# American Invitational Mathematics Examination

The **American Invitational Mathematics Examination (AIME)**It is a 15-question 3-hour test given since 1983 to those who rank in the top 5% (or score at least 100) on the AMC 12 high school mathematics contest (formerly known as the AHSME), and starting in 2010, those who rank in the top 2.5% (or score at least 120) on the AMC 10.

The AIME is the second of two tests used to determine qualification for the United States of America Mathematical Olympiad (USAMO), the first being the AMC. ^{[1]}

The use of calculators is not allowed on the test.

## Format and scoring

The exam consists of 15 questions of increasing difficulty, where each answer is an integer between 0 and 999 inclusive. Thus the test effectively removes the element of chance afforded by a multiple-choice test while preserving the ease of automated grading; answers are entered onto an OMR sheet, similar to the way grid-in math questions are answered on the SAT.

Concepts typically covered on the exam include topics in elementary algebra, geometry, trigonometry, as well as number theory, probability, and combinatorics. Many of these concepts are not directly covered in typical high school mathematics courses; thus, participants often turn to supplementary resources to prepare for the exam.

One point is earned for each correct answer, and no points are deducted for incorrect answers. No partial credit is given. Thus AIME scores are integers from 0 to 15 inclusive.

Some recent results are:

Year | Students sitting |
Mean score |
Median score |
Students with perfect scores |

2006 | 22764 | 2.741 | - | 4 |

2005 | 12476 | 2.717 | 2 | 1 |

2003 | 13444 | 3.059 | 3 | 3 |

1999 | 11945 | 2.195 | 2 | 4 |

A student's score on the AIME is used in combination with their score on the AMC to determine eligibility for the USAMO. A student's score on the AMC is added to 10 times his/her score on the AIME. In 2006, the cutoff for eligibility in the USAMO was 217 combined points.

During the 1990s it was not uncommon for fewer than 2,000 students to qualify for the AIME, although 1994 was a notable exception where 99 students achieved perfect scores on the AHSME and the list of high scorers, which usually was distributed in small pamphlets, had to be distributed several months late in thick newspaper bundles.

## History

The AIME began in 1983. It was given once per year on a Tuesday or Thursday in late March or early April. Beginning in 2000, the AIME is given twice per year, the second date being an "alternate" test given to accommodate those students who are unable to sit for the first test because of Spring Break, illness, or any other reason. However, under no circumstances may a student officially take both exams. The alternate test, commonly called the "AIME2" or "AIME-II," is usually given exactly two weeks after the first test, on a Tuesday in early April. However, like the AMC, the AIME recently has been given on a Tuesday in early March, and on the Wednesday 15 days later, e.g. March 7 and 22, 2006.

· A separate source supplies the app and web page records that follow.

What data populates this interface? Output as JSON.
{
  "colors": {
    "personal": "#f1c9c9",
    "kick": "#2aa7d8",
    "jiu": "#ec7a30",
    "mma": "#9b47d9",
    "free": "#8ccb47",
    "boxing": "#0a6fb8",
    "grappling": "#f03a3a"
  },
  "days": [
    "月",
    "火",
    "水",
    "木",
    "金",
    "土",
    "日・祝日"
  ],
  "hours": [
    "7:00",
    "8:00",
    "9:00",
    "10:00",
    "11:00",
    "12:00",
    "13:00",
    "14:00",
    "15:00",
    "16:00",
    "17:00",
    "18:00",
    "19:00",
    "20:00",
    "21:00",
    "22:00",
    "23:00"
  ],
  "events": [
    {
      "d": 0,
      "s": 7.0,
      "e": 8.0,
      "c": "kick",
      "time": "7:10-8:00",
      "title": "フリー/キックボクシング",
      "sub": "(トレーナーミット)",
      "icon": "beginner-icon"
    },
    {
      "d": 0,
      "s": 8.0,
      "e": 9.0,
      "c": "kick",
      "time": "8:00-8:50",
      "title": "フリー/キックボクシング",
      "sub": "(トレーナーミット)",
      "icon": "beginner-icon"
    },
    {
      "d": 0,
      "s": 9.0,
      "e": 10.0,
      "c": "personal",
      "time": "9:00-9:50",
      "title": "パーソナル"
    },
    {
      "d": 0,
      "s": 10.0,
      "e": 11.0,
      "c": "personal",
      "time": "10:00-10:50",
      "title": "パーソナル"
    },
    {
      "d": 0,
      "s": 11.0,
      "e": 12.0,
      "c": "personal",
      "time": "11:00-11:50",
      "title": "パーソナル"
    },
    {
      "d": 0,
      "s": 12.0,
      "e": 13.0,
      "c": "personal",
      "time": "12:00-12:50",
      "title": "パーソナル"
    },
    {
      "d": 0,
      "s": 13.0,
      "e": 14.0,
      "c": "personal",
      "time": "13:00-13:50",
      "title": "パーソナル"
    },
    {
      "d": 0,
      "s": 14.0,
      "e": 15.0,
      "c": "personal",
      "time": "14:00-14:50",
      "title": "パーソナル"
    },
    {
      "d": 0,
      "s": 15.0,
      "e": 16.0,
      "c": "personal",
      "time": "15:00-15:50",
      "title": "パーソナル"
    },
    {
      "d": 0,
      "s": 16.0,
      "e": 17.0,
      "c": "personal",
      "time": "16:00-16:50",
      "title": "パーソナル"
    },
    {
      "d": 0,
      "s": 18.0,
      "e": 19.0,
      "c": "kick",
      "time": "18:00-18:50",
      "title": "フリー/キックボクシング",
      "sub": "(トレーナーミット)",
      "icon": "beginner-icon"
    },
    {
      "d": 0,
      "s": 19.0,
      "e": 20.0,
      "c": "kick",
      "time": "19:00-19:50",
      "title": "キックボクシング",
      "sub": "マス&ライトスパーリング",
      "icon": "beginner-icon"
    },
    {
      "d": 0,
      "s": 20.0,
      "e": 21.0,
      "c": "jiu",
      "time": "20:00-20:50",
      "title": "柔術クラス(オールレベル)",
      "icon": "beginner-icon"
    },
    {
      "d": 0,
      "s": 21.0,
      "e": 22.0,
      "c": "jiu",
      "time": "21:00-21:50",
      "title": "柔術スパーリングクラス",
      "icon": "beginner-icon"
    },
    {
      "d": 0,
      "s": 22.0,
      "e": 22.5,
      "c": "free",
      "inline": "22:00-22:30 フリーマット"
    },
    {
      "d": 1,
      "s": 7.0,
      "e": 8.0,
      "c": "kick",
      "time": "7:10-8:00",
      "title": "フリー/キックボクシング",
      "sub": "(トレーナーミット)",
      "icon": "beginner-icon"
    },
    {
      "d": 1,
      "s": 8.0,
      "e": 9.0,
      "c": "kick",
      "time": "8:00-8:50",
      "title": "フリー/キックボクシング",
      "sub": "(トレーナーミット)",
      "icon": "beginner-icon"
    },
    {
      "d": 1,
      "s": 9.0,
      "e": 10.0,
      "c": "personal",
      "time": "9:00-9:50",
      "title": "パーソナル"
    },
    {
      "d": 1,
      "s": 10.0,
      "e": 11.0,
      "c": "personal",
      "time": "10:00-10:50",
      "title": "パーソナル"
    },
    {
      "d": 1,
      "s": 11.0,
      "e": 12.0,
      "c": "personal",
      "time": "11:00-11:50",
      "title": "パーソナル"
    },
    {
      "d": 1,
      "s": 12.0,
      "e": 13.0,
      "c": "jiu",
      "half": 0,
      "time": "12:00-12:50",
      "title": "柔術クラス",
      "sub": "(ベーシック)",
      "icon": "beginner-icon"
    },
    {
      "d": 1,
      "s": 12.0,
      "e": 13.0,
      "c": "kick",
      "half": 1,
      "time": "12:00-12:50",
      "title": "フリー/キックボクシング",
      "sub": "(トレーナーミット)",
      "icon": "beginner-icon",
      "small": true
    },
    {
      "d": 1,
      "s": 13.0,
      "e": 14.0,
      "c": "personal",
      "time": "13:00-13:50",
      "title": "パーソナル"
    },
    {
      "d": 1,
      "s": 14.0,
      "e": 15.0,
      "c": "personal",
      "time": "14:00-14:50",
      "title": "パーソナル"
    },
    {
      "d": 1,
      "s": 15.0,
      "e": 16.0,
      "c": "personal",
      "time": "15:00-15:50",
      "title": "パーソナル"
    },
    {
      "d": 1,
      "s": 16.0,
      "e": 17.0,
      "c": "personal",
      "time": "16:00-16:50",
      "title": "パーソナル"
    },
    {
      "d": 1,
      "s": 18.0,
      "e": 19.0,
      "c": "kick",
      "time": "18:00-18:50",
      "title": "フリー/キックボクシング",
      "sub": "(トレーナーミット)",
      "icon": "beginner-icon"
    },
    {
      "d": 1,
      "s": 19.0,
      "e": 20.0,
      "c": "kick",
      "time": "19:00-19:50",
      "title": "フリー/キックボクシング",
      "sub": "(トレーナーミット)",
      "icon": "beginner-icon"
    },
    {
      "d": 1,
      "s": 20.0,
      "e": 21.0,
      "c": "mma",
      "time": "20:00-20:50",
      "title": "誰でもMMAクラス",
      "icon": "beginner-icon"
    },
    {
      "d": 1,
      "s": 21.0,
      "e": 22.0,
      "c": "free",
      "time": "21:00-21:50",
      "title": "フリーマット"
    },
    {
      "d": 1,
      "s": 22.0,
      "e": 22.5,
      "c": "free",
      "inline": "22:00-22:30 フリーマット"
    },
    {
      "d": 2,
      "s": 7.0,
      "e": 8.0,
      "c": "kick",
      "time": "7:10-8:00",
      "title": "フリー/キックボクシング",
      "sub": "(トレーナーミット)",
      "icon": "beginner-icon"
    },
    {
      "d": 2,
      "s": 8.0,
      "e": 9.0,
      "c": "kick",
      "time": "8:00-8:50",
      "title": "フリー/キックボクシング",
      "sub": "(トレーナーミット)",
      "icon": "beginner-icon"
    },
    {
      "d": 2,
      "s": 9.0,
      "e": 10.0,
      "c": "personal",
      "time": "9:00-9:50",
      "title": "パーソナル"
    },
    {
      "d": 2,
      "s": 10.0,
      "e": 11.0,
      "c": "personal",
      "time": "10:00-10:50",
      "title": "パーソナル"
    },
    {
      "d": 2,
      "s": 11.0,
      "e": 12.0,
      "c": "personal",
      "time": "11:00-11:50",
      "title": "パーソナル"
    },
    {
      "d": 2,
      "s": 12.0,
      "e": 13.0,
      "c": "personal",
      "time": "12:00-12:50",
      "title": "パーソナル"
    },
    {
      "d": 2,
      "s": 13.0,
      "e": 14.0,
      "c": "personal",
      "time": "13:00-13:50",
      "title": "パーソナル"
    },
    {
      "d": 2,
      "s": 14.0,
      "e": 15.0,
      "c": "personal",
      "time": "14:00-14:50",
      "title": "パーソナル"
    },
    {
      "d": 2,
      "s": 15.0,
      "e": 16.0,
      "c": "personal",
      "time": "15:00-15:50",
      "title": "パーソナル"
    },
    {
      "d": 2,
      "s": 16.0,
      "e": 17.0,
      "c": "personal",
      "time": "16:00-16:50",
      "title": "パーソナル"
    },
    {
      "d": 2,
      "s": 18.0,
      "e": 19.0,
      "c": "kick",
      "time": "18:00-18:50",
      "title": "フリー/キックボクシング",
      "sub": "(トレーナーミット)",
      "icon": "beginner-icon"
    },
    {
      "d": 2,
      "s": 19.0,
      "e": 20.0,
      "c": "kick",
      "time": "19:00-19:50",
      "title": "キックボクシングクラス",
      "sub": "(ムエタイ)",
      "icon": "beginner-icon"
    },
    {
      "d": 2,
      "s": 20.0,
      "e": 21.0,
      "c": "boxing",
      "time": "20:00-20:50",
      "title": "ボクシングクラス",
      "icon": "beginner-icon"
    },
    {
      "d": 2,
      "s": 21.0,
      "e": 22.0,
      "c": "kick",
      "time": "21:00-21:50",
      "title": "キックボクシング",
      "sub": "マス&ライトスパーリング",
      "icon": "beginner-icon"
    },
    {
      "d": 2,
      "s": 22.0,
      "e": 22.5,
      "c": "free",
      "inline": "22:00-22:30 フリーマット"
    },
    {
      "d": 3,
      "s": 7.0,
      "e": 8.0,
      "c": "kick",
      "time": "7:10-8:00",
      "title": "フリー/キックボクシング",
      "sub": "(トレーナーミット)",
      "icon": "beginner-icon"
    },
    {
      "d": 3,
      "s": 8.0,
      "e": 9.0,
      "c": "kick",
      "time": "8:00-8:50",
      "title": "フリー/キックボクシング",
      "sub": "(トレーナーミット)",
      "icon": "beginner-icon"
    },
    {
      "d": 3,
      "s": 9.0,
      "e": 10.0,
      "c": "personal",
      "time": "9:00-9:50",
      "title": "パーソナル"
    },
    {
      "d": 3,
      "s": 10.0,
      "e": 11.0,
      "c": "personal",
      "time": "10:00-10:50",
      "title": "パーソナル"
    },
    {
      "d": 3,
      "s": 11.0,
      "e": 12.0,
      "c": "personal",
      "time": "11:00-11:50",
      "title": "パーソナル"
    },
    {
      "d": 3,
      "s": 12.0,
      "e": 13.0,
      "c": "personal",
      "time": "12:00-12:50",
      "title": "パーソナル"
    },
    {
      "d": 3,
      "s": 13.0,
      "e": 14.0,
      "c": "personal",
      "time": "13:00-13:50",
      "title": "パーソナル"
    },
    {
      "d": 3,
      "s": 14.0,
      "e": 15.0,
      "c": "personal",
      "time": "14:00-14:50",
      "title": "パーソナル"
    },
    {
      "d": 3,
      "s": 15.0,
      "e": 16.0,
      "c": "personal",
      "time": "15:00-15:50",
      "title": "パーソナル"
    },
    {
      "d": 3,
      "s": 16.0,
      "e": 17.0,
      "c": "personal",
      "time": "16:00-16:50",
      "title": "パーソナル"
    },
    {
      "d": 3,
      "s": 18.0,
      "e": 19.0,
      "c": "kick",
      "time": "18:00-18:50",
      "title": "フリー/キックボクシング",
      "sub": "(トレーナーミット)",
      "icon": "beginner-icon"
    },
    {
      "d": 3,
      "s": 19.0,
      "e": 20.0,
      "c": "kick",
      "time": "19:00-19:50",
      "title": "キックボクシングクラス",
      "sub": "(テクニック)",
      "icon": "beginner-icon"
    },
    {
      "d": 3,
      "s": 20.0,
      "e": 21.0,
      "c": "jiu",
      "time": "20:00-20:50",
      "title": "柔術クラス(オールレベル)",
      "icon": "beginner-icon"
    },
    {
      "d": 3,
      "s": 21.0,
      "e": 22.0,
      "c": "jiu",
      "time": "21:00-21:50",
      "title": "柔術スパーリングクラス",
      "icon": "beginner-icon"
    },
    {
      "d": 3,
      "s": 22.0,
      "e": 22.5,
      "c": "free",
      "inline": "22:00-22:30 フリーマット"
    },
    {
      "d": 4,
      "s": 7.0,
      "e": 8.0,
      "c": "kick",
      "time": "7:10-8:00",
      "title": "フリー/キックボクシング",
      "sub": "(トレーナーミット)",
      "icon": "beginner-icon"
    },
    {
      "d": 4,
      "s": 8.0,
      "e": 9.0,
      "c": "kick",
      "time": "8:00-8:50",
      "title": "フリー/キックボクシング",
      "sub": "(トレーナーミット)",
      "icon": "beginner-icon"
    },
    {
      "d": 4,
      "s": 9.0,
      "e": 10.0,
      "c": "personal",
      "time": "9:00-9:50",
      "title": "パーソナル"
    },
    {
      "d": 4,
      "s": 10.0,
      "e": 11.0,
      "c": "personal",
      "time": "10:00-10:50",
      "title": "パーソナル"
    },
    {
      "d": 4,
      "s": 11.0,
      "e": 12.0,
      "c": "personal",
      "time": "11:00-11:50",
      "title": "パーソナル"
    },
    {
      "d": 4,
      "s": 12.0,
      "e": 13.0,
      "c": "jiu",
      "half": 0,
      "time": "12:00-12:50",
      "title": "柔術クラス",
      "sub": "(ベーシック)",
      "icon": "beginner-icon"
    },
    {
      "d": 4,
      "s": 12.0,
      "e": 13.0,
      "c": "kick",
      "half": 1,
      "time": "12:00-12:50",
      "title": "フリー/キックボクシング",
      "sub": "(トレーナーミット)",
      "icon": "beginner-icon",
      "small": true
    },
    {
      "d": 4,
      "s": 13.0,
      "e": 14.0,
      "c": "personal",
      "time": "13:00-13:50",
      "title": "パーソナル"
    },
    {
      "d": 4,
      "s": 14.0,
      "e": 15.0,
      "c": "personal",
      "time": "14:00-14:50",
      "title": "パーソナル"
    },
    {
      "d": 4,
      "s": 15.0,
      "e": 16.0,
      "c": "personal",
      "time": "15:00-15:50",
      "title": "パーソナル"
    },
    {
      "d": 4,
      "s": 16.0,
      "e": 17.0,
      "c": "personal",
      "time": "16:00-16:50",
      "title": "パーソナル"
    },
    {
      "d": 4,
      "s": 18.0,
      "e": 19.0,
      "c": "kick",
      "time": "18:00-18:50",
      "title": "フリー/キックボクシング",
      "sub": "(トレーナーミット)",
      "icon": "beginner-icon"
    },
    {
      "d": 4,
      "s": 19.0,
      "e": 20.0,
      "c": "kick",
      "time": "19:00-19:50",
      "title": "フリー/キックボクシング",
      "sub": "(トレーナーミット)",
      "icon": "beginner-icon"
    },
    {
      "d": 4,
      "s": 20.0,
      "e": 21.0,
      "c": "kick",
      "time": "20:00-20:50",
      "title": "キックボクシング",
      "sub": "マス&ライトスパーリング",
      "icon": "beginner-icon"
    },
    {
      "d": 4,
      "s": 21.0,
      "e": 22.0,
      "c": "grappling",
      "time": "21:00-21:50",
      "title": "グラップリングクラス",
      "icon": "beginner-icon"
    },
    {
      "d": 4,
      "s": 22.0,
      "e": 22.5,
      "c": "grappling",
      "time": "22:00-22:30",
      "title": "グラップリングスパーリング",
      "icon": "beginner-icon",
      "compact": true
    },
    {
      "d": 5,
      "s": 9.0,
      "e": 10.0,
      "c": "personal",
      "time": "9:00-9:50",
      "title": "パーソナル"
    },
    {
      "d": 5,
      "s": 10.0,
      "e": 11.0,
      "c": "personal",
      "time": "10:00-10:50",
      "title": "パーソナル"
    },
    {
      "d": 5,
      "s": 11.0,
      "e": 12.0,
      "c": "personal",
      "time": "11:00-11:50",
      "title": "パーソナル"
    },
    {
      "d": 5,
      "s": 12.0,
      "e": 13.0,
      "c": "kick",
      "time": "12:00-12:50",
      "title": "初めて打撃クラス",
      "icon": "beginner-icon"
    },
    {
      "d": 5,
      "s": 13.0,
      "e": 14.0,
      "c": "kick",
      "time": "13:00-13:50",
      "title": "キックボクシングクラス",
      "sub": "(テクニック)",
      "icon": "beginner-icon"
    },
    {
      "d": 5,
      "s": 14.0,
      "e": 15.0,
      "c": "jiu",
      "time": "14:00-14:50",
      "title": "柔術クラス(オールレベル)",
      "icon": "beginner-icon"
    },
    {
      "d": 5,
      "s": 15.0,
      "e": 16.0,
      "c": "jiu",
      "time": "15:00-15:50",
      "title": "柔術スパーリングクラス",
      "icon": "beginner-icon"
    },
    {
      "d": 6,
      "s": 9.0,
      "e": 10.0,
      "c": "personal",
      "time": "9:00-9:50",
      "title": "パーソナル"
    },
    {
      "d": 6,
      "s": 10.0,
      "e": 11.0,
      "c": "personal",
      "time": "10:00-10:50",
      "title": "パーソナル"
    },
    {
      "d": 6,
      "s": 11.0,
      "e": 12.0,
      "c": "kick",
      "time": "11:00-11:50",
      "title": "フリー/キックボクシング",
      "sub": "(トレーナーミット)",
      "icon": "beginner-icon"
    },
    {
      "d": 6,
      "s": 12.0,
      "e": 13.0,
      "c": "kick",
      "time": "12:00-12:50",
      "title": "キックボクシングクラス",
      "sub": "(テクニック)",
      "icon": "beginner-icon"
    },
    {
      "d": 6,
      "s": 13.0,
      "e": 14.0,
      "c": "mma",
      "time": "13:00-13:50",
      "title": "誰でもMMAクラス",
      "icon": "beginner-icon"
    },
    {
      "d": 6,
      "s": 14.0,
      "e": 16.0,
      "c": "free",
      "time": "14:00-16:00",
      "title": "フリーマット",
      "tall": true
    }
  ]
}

## Sample problems

- Given that

where and are positive integers and is as large as possible, find (*2003 AIME I #1*)

*Solution: 839*

- If the integer is added to each of the numbers , , and , one obtains the squares of three consecutive terms of an arithmetic series. Find . (
*1989 AIME #7*)

*Solution: 925*

- Complex numbers , and are the zeros of a polynomial , and . The points corresponding to , , and in the complex plane are the vertices of a right triangle with hypotenuse . Find . (
*2012 AIME I #14*)

*Solution: 375*

^{[2]}

## References

- ↑ "Invitational Competitions". Mathematical Association of America.<templatestyles src="Module:Citation/CS1/styles.css"></templatestyles>
- ↑ "AIME Problems and Solutions".<templatestyles src="Module:Citation/CS1/styles.css"></templatestyles>